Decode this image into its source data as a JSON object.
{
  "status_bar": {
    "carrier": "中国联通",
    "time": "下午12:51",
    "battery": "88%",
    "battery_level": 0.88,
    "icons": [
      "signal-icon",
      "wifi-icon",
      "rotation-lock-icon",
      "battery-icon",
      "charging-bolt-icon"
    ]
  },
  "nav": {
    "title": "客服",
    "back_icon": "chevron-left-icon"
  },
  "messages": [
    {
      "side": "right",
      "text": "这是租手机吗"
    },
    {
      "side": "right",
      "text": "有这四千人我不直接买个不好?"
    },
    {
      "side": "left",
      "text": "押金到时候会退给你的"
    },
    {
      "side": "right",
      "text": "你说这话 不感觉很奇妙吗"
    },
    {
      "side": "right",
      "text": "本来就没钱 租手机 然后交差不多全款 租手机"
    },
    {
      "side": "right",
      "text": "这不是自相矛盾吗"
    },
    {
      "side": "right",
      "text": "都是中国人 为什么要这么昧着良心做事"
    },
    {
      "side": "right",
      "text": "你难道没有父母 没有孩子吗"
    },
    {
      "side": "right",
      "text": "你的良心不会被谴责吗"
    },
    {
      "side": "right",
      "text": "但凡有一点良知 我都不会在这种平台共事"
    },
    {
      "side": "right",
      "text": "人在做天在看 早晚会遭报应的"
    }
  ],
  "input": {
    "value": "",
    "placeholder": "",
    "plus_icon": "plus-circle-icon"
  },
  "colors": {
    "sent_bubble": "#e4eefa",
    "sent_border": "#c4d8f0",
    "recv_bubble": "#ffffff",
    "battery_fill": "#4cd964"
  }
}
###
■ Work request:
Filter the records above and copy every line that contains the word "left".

■ Output for this task:
    "back_icon": "chevron-left-icon"
      "side": "left",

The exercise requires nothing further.